=== What to work on ===
Repeat the records. Keep every word and mark exactly as it is.

=== The data ===
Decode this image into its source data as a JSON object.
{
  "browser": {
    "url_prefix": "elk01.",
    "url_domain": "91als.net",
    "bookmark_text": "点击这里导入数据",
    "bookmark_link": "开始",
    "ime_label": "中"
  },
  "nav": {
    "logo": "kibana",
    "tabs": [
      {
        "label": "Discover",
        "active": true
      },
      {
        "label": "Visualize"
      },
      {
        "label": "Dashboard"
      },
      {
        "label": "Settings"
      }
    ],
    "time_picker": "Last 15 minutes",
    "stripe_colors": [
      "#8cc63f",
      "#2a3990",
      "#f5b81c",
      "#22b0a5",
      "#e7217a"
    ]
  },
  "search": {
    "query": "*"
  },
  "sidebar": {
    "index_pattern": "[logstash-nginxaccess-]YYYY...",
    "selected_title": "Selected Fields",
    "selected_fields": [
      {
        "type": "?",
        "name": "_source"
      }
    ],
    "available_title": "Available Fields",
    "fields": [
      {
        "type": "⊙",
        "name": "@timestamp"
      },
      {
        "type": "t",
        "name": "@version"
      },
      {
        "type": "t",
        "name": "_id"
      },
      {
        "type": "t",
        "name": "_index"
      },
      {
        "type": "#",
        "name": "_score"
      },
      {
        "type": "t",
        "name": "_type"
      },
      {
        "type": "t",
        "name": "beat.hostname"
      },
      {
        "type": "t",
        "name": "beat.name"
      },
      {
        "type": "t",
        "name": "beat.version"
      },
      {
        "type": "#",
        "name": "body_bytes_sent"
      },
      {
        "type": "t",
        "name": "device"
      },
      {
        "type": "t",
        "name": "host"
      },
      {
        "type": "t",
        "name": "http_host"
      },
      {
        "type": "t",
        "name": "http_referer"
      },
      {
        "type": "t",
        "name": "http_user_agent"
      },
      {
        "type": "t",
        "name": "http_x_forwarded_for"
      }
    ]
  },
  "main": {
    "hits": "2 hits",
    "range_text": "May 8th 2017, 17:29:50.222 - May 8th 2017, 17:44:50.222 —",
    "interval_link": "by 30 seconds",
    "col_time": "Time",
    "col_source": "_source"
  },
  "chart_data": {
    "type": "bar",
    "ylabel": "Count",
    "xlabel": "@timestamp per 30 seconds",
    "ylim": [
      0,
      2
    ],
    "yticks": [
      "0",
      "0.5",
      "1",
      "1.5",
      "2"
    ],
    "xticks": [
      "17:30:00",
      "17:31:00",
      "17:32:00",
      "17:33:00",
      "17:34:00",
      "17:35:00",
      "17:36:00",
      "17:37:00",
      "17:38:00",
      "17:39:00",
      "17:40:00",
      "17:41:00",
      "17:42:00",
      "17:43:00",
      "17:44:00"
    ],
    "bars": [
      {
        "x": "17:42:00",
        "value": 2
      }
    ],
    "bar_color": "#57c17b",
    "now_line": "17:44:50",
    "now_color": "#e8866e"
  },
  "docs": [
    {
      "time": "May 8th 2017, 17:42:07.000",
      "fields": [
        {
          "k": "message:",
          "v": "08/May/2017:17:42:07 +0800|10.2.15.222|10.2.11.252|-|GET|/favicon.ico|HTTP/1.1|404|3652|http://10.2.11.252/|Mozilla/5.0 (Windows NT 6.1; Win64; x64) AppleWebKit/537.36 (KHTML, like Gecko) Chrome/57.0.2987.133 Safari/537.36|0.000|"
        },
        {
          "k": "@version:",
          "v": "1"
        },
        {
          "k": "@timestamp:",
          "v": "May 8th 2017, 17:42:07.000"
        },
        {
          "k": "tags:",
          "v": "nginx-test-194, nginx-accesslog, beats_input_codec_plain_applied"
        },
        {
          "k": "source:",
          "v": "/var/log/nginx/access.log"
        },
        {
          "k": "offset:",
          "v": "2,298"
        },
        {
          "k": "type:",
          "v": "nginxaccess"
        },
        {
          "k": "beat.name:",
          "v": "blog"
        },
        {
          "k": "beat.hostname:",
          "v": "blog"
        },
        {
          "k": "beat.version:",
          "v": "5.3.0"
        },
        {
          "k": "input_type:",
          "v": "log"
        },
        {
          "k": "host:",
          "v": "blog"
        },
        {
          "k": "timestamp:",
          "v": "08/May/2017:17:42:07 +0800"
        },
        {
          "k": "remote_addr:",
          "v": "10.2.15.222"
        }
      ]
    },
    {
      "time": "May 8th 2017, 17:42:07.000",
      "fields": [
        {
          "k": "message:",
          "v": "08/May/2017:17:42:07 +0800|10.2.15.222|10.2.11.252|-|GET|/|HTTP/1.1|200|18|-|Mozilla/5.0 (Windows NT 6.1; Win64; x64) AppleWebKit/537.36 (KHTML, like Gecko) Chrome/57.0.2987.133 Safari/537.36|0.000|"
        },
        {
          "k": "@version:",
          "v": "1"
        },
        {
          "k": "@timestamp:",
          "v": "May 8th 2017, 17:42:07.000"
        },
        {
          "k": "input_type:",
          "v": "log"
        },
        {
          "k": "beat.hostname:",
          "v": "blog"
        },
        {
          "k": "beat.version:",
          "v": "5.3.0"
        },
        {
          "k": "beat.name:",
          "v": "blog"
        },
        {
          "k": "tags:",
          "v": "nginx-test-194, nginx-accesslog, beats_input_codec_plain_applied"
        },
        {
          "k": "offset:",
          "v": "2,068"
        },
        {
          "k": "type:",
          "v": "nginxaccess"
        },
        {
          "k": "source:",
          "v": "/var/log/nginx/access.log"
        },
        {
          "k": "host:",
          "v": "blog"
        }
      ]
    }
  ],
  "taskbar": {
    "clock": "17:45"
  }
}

=== Task solution ===
Decode this image into its source data as a JSON object.
{
  "browser": {
    "url_prefix": "elk01.",
    "url_domain": "91als.net",
    "bookmark_text": "点击这里导入数据",
    "bookmark_link": "开始",
    "ime_label": "中"
  },
  "nav": {
    "logo": "kibana",
    "tabs": [
      {
        "label": "Discover",
        "active": true
      },
      {
        "label": "Visualize"
      },
      {
        "label": "Dashboard"
      },
      {
        "label": "Settings"
      }
    ],
    "time_picker": "Last 15 minutes",
    "stripe_colors": [
      "#8cc63f",
      "#2a3990",
      "#f5b81c",
      "#22b0a5",
      "#e7217a"
    ]
  },
  "search": {
    "query": "*"
  },
  "sidebar": {
    "index_pattern": "[logstash-nginxaccess-]YYYY...",
    "selected_title": "Selected Fields",
    "selected_fields": [
      {
        "type": "?",
        "name": "_source"
      }
    ],
    "available_title": "Available Fields",
    "fields": [
      {
        "type": "⊙",
        "name": "@timestamp"
      },
      {
        "type": "t",
        "name": "@version"
      },
      {
        "type": "t",
        "name": "_id"
      },
      {
        "type": "t",
        "name": "_index"
      },
      {
        "type": "#",
        "name": "_score"
      },
      {
        "type": "t",
        "name": "_type"
      },
      {
        "type": "t",
        "name": "beat.hostname"
      },
      {
        "type": "t",
        "name": "beat.name"
      },
      {
        "type": "t",
        "name": "beat.version"
      },
      {
        "type": "#",
        "name": "body_bytes_sent"
      },
      {
        "type": "t",
        "name": "device"
      },
      {
        "type": "t",
        "name": "host"
      },
      {
        "type": "t",
        "name": "http_host"
      },
      {
        "type": "t",
        "name": "http_referer"
      },
      {
        "type": "t",
        "name": "http_user_agent"
      },
      {
        "type": "t",
        "name": "http_x_forwarded_for"
      }
    ]
  },
  "main": {
    "hits": "2 hits",
    "range_text": "May 8th 2017, 17:29:50.222 - May 8th 2017, 17:44:50.222 —",
    "interval_link": "by 30 seconds",
    "col_time": "Time",
    "col_source": "_source"
  },
  "chart_data": {
    "type": "bar",
    "ylabel": "Count",
    "xlabel": "@timestamp per 30 seconds",
    "ylim": [
      0,
      2
    ],
    "yticks": [
      "0",
      "0.5",
      "1",
      "1.5",
      "2"
    ],
    "xticks": [
      "17:30:00",
      "17:31:00",
      "17:32:00",
      "17:33:00",
      "17:34:00",
      "17:35:00",
      "17:36:00",
      "17:37:00",
      "17:38:00",
      "17:39:00",
      "17:40:00",
      "17:41:00",
      "17:42:00",
      "17:43:00",
      "17:44:00"
    ],
    "bars": [
      {
        "x": "17:42:00",
        "value": 2
      }
    ],
    "bar_color": "#57c17b",
    "now_line": "17:44:50",
    "now_color": "#e8866e"
  },
  "docs": [
    {
      "time": "May 8th 2017, 17:42:07.000",
      "fields": [
        {
          "k": "message:",
          "v": "08/May/2017:17:42:07 +0800|10.2.15.222|10.2.11.252|-|GET|/favicon.ico|HTTP/1.1|404|3652|http://10.2.11.252/|Mozilla/5.0 (Windows NT 6.1; Win64; x64) AppleWebKit/537.36 (KHTML, like Gecko) Chrome/57.0.2987.133 Safari/537.36|0.000|"
        },
        {
          "k": "@version:",
          "v": "1"
        },
        {
          "k": "@timestamp:",
          "v": "May 8th 2017, 17:42:07.000"
        },
        {
          "k": "tags:",
          "v": "nginx-test-194, nginx-accesslog, beats_input_codec_plain_applied"
        },
        {
          "k": "source:",
          "v": "/var/log/nginx/access.log"
        },
        {
          "k": "offset:",
          "v": "2,298"
        },
        {
          "k": "type:",
          "v": "nginxaccess"
        },
        {
          "k": "beat.name:",
          "v": "blog"
        },
        {
          "k": "beat.hostname:",
          "v": "blog"
        },
        {
          "k": "beat.version:",
          "v": "5.3.0"
        },
        {
          "k": "input_type:",
          "v": "log"
        },
        {
          "k": "host:",
          "v": "blog"
        },
        {
          "k": "timestamp:",
          "v": "08/May/2017:17:42:07 +0800"
        },
        {
          "k": "remote_addr:",
          "v": "10.2.15.222"
        }
      ]
    },
    {
      "time": "May 8th 2017, 17:42:07.000",
      "fields": [
        {
          "k": "message:",
          "v": "08/May/2017:17:42:07 +0800|10.2.15.222|10.2.11.252|-|GET|/|HTTP/1.1|200|18|-|Mozilla/5.0 (Windows NT 6.1; Win64; x64) AppleWebKit/537.36 (KHTML, like Gecko) Chrome/57.0.2987.133 Safari/537.36|0.000|"
        },
        {
          "k": "@version:",
          "v": "1"
        },
        {
          "k": "@timestamp:",
          "v": "May 8th 2017, 17:42:07.000"
        },
        {
          "k": "input_type:",
          "v": "log"
        },
        {
          "k": "beat.hostname:",
          "v": "blog"
        },
        {
          "k": "beat.version:",
          "v": "5.3.0"
        },
        {
          "k": "beat.name:",
          "v": "blog"
        },
        {
          "k": "tags:",
          "v": "nginx-test-194, nginx-accesslog, beats_input_codec_plain_applied"
        },
        {
          "k": "offset:",
          "v": "2,068"
        },
        {
          "k": "type:",
          "v": "nginxaccess"
        },
        {
          "k": "source:",
          "v": "/var/log/nginx/access.log"
        },
        {
          "k": "host:",
          "v": "blog"
        }
      ]
    }
  ],
  "taskbar": {
    "clock": "17:45"
  }
}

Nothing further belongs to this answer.